Alternative To Conventional Health Insurance Coverage
An Ohio HSA plan is an extremely attractive alternative to traditional health care. Rates are generally much lower than a comparable policy, and preventive benefits are provided at 100% coverage with no copays, deductibles or waiting periods. This type of coverage allows you to pay for your current medical expenses and save for future health care expenses on a tax-free basis. Of course, dental and vision expenses can also be paid out of the account.
Network-negotiated discounts (as previously mentioned) by the healthcare provider, also will reduce your out-of-pocket cost. Office visits, prescriptions, hospital expenses, lab tests and x-rays will be “repriced” to a lower amount. The savings on expensive procedures, such as an MRI, can be substantial. Also, most HSAs offer a “0% coinsurance” option that further reduces your cash outlay. And lifetime caps have been removed, so you will never have to worry about a chronic condition that continues for many years.
Is A Health Savings Account In Your Future?
We are the premier trusted resource for affordable accounts like this. We carefully review all of the available options offered by the major health insurers in the state and only recommend the specific plans that will provide the coverage you need at a rate that meets your budget concerns. In many situations, an HSA will not be suitable for you and we will explain why and also discuss alternatives. And of course, we”re located here in Ohio, unlike most other websites.
You can call or email us at any time. I also have an HSA (myself, wife and two children) and I’ll be happy to review your options and provide an unbiased recommendation.
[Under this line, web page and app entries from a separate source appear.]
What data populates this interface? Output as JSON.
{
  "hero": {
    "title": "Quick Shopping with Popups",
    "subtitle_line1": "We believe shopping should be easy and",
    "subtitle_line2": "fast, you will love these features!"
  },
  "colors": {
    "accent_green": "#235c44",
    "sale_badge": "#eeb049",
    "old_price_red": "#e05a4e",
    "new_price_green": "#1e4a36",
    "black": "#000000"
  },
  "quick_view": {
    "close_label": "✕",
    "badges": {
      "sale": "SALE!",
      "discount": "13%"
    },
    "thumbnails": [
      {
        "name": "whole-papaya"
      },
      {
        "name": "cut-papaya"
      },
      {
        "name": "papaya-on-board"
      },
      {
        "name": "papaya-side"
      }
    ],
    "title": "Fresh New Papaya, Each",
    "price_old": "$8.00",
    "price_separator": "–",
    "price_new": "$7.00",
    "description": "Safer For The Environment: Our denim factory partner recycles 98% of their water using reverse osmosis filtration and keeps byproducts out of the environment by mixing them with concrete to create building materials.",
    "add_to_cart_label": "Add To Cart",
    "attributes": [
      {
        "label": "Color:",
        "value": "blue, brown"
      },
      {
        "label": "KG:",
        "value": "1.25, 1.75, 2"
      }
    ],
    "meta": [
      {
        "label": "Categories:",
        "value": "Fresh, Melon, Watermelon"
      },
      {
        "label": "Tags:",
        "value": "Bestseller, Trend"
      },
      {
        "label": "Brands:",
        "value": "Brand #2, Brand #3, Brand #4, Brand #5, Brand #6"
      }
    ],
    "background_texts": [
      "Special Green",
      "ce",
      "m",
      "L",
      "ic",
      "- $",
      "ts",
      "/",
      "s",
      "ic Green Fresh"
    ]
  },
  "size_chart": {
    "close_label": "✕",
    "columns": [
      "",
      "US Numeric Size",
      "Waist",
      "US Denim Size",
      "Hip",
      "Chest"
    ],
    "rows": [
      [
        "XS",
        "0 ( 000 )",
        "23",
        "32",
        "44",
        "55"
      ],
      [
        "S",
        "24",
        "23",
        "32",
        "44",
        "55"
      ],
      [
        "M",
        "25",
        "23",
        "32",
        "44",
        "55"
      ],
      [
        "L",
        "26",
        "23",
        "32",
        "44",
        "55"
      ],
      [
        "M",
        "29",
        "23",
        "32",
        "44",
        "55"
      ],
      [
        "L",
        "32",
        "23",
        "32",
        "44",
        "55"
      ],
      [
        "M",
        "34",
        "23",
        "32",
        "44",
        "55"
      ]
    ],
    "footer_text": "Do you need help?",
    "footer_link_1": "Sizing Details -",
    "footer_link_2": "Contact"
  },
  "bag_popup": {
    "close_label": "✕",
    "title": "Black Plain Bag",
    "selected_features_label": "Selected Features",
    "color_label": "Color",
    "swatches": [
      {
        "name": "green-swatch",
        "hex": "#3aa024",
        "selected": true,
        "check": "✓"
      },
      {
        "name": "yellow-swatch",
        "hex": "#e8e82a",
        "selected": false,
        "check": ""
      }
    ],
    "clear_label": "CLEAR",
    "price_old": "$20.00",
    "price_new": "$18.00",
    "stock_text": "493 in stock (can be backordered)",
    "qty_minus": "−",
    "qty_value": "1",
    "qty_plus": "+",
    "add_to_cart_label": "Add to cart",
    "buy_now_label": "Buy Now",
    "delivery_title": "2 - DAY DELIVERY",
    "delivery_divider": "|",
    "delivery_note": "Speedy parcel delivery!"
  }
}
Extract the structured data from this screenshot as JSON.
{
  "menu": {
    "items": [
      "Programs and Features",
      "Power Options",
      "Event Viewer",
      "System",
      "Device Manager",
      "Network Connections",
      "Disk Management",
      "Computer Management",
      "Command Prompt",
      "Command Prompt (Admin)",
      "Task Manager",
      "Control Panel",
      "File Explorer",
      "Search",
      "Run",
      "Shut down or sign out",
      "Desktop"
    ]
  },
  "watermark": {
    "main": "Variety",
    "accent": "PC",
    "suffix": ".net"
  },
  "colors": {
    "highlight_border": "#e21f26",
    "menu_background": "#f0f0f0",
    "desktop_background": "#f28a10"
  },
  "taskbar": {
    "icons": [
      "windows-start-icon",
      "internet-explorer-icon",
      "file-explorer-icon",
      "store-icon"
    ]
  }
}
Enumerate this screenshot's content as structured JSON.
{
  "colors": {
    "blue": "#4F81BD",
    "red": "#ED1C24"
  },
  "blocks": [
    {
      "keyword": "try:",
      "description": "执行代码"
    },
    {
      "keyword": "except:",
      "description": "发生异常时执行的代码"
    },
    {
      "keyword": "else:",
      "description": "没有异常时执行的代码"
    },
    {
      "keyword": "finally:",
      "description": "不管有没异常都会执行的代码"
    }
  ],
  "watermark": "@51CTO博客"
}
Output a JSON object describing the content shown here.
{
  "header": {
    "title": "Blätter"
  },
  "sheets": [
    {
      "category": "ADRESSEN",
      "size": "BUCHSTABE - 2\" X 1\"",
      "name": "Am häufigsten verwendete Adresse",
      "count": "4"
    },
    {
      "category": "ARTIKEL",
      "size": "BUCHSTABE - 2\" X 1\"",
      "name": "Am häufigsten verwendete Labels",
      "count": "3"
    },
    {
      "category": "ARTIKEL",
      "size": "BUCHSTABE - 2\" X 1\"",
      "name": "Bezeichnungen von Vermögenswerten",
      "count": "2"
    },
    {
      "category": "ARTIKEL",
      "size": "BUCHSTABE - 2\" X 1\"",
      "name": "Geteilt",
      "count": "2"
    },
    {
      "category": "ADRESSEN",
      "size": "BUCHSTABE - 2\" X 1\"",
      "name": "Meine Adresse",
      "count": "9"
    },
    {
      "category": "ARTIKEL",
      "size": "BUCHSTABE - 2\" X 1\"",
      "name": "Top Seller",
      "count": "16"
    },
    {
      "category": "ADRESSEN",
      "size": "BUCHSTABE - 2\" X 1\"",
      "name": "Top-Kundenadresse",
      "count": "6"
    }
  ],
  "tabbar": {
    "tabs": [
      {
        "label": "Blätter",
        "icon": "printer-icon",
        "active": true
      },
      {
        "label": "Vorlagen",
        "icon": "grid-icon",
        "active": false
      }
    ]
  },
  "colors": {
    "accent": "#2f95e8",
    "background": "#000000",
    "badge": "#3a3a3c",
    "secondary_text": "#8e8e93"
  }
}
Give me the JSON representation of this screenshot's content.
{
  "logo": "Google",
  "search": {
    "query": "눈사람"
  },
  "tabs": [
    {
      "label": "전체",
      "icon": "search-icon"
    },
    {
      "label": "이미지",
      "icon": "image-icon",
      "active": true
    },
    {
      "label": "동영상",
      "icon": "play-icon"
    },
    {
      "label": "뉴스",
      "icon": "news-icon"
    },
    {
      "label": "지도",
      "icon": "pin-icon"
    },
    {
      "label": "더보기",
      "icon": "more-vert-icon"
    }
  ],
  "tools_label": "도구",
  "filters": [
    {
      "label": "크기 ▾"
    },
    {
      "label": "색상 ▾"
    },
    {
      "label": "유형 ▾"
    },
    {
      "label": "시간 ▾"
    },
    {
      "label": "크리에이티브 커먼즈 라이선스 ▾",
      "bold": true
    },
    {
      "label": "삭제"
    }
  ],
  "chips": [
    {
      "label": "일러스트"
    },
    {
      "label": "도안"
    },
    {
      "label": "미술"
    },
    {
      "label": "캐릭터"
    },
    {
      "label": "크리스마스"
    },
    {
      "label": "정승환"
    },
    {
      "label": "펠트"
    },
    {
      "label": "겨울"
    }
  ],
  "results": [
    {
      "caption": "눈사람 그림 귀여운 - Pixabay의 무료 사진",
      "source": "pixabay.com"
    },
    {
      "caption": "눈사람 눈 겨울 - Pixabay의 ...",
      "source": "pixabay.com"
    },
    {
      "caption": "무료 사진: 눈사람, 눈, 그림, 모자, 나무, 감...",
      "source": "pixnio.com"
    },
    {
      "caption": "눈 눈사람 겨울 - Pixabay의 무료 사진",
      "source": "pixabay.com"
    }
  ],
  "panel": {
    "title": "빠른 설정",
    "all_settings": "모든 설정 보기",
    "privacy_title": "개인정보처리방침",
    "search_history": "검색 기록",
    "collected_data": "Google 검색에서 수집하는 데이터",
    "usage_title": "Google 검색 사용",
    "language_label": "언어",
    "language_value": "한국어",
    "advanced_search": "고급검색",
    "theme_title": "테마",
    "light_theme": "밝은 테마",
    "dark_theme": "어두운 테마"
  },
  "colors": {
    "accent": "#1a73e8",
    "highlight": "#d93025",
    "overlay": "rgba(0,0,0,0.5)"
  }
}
August 2016 – We still have our HSA! The network discounts are still large. However, over-the-counter drugs and vitamins are no longer tax-deductible, which is a feature that never should have been removed, despite the government savings.